■ Items from a data source:
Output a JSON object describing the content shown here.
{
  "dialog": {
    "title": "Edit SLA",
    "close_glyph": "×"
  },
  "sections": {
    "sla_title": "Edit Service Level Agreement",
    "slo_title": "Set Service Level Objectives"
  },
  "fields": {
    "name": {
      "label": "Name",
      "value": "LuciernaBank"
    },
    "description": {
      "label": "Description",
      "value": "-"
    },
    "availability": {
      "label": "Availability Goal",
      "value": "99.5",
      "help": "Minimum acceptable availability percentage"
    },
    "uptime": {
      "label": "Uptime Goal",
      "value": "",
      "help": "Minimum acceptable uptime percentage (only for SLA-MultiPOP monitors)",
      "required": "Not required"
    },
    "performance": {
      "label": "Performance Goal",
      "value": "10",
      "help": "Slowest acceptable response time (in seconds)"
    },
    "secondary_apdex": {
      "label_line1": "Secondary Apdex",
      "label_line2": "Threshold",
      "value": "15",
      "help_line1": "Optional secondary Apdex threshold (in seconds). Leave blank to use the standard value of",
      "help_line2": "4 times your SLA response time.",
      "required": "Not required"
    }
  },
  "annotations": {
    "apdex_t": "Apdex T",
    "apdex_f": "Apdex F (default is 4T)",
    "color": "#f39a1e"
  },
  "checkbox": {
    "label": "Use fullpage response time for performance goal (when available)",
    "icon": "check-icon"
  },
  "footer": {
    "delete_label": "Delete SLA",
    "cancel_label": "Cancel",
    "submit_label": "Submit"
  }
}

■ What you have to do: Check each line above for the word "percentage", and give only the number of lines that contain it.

■ Answer to this problem: 2